+++ MATERIAL FOR THIS TASK +++
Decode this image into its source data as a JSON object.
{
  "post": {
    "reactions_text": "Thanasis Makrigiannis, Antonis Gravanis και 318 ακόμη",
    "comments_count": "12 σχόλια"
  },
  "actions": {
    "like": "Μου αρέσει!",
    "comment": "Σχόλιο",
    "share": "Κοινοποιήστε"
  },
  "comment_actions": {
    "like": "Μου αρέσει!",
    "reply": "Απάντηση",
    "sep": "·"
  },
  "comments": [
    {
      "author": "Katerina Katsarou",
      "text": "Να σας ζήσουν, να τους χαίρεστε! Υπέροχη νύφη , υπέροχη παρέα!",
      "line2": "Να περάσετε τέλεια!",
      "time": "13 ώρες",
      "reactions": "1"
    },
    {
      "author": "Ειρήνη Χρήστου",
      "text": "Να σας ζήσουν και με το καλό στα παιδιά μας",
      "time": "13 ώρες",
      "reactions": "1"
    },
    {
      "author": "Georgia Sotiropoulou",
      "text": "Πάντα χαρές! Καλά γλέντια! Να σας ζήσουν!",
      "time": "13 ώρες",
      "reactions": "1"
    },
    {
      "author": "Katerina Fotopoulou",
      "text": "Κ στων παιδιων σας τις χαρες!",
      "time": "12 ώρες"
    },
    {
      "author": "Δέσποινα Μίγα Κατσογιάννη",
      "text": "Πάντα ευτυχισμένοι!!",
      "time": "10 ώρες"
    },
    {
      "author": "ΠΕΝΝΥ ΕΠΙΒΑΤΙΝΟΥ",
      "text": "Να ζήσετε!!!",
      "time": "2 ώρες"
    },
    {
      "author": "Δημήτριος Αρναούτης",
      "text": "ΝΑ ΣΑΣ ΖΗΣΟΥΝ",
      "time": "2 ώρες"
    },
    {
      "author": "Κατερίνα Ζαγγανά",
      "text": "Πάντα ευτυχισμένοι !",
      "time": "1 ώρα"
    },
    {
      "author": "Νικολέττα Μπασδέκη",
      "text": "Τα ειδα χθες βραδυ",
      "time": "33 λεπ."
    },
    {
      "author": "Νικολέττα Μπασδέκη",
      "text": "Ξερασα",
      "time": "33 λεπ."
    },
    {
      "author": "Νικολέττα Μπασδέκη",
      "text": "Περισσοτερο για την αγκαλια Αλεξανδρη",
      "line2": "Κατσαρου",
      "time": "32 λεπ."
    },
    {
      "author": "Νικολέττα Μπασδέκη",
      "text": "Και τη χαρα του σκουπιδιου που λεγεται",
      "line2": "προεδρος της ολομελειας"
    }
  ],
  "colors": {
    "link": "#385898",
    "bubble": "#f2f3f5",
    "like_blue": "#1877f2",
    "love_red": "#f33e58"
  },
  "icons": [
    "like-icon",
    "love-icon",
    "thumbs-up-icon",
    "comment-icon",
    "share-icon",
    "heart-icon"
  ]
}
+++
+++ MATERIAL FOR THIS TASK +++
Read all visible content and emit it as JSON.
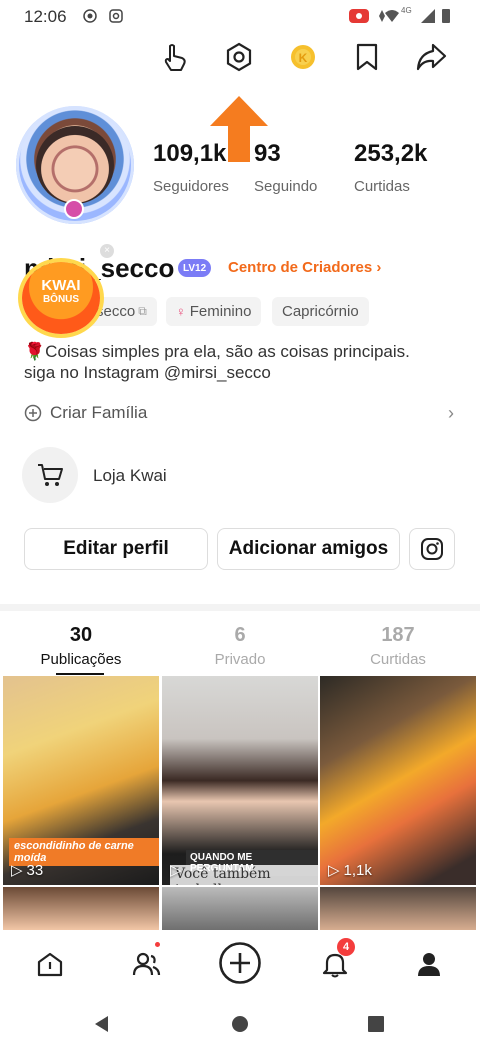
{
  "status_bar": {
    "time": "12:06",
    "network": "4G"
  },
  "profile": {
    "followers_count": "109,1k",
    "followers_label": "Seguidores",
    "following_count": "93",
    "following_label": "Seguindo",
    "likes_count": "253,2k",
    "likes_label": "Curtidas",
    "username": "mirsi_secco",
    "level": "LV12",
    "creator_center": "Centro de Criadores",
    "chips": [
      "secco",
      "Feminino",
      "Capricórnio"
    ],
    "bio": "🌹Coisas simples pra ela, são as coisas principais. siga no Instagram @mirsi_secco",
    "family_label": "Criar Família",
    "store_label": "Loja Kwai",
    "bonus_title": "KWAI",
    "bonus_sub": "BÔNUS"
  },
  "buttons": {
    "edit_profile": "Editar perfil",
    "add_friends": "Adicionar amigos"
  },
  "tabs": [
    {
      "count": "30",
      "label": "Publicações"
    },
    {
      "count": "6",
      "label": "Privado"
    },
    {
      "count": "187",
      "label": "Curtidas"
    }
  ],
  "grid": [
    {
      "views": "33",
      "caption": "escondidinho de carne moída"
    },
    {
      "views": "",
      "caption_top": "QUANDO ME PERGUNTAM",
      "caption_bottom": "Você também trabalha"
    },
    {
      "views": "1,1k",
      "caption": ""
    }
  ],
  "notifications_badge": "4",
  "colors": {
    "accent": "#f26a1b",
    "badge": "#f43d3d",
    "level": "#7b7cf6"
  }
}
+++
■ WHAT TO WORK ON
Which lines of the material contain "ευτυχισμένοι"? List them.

■ OUTPUT BELOW
      "text": "Πάντα ευτυχισμένοι!!",
      "text": "Πάντα ευτυχισμένοι !",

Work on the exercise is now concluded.